While financial terms were not disclosed, the pact includes carriage of the 24/7 NFL Network, as well as the game day highlights service, NFL RedZone.
Mediacom plans to flip the switch on the NFL Network in its Midwestern and Southern markets before the season begins on Sept. 8. Wherever possible, the cable operator will launch simultaneous standard definition and HD feeds for both channels.
NFL Net and RedZone will be available to Mediacom customers who subscribe to its Digital Plus package. Fans looking to enhance the coverage afforded by the stand-alone net can add a season of RedZone for $49.95.
Mediacom is the country’s eighth-largest cable operator, serving 1.18 million subs in third- and fourth-tier media markets such as Springfield, Mo., and Albany, Ga. When satellite TV providers (DirecTV, DISH Network) and telcos (Verizon, AT&T) are factored in, Mediacom is ranked 12th among all U.S. distributors.

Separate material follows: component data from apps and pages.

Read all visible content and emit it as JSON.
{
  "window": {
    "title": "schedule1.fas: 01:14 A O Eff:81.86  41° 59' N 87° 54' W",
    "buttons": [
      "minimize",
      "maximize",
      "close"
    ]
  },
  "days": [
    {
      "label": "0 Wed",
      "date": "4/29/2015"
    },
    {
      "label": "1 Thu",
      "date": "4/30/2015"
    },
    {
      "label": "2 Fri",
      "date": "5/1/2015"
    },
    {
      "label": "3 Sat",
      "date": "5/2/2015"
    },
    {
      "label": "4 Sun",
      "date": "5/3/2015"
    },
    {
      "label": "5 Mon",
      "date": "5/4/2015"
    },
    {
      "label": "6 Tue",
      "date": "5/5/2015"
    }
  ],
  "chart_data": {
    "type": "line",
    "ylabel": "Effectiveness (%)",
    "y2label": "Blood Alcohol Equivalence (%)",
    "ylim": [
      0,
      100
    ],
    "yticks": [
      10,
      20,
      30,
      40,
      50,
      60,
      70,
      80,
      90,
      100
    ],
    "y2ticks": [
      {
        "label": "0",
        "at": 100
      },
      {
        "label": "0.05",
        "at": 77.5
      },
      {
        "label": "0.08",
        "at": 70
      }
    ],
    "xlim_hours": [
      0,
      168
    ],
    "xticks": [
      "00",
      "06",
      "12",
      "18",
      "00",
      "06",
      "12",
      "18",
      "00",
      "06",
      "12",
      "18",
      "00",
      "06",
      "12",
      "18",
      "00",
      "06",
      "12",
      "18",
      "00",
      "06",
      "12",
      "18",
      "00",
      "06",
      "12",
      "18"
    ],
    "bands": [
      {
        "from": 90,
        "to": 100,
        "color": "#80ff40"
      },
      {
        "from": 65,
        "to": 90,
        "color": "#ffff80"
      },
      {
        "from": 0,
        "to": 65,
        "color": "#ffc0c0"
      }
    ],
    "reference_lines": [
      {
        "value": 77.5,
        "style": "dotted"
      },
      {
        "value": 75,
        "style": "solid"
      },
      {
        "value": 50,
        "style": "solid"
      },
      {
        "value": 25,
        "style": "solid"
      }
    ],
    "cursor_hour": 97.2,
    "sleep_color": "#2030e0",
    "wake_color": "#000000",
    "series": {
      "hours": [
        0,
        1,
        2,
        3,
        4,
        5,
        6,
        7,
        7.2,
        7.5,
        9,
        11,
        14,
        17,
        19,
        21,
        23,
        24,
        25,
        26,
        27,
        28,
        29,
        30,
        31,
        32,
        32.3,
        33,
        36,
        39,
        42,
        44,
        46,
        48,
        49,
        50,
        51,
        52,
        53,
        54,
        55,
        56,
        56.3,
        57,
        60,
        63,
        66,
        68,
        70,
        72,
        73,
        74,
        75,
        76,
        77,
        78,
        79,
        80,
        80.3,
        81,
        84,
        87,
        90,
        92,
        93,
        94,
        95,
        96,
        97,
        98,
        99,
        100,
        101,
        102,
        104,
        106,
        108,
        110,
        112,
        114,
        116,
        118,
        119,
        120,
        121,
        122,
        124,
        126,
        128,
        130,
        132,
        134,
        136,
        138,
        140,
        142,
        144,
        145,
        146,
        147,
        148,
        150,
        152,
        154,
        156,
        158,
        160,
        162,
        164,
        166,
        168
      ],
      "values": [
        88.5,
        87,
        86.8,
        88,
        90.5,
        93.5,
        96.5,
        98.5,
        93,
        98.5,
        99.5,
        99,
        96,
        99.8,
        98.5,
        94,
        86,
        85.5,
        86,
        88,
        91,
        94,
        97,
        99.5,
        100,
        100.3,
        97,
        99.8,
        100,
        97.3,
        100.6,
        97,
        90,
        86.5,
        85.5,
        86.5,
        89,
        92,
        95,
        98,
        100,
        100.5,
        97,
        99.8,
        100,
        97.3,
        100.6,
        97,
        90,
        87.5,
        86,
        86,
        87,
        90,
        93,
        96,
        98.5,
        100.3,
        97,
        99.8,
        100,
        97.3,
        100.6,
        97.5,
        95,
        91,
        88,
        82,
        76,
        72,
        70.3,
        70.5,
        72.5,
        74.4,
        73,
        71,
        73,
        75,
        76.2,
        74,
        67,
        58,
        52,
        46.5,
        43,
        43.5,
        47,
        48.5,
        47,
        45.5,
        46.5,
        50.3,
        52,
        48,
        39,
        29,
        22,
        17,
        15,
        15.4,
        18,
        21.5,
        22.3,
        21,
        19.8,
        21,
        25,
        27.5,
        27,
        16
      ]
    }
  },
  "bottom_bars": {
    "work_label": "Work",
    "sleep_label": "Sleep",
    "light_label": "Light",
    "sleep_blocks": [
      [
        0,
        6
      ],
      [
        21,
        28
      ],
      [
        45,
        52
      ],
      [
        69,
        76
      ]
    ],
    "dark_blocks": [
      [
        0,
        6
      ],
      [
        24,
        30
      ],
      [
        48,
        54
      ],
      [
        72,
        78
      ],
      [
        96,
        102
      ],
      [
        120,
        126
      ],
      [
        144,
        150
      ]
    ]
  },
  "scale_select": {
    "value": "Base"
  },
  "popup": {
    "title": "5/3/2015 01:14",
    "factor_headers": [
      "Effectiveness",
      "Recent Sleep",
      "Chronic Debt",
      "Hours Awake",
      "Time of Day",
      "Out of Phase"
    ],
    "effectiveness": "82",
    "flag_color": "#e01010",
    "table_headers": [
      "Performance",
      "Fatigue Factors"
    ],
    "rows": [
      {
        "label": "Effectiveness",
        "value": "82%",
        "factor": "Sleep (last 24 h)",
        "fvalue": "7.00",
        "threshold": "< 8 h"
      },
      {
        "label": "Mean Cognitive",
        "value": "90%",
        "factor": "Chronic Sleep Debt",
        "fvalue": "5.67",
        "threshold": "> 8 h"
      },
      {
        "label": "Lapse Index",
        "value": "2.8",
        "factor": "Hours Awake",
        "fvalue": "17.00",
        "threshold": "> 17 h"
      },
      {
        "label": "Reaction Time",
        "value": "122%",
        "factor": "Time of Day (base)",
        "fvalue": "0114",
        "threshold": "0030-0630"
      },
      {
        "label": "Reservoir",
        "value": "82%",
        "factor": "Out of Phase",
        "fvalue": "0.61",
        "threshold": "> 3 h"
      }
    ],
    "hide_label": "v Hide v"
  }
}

The deal comes on the heels of a similar pact between NFL Net and top-five cable operator Charter Communications. Earlier this month, NFL commissioner Roger Goodell said the channel was in ongoing carriage talks with Time Warner Cable.
“You’ll be happy to know we are in negotiations today with Time Warner. We’re trying to get that done,” Goodell told fans gathered at the Carolina Panthers training camp in Spartanburg, S.C. “We believe it’s good for fans, we think it’s good for Time Warner, and we believe the market’s been set.”
Time Warner Cable declined comment. The operator carried NFL Network for a brief period (45 days), and only on the legacy Adelphia systems it picked up in a 2006 swap with Comcast.
Sources close to the league said the two sides aren’t any closer to coming to an agreement than they were a few months ago. Nor has No. 5 cable operator Cablevision warmed up to NFL Net.
The standard beefs about tiering and sub fees are at heart of the carriage stalemates. Five years ago, NFL Network leased its signal at a rate of 60 cents per subscriber per month; today, the carriage fee hovers at around 75 cents—the fifth-highest rate on the dial.
By comparison, MLB Network charges a carriage fee of 25 cents per month. That relatively low rate has helped MLB Net find its way into 57 million homes in just two-and-a-half years. The more established NFL Network is now available to some 62 million subs.
NFL Network carries a package of eight Thursday night games in the latter half of the regular season. A new lineup of September and October contests is expected to go up for bid next month; among the most ardent suitors are Turner Broadcasting, FX, and Comcast/NBC’s Versus.
NFL Network in 2010 took in $90.4 million in net ad sales revenue, according to SNL Kagan data, up 38 percent from the prior year’s haul ($65.5 million). Affiliate revenue added up to approximately $558 million a year ago.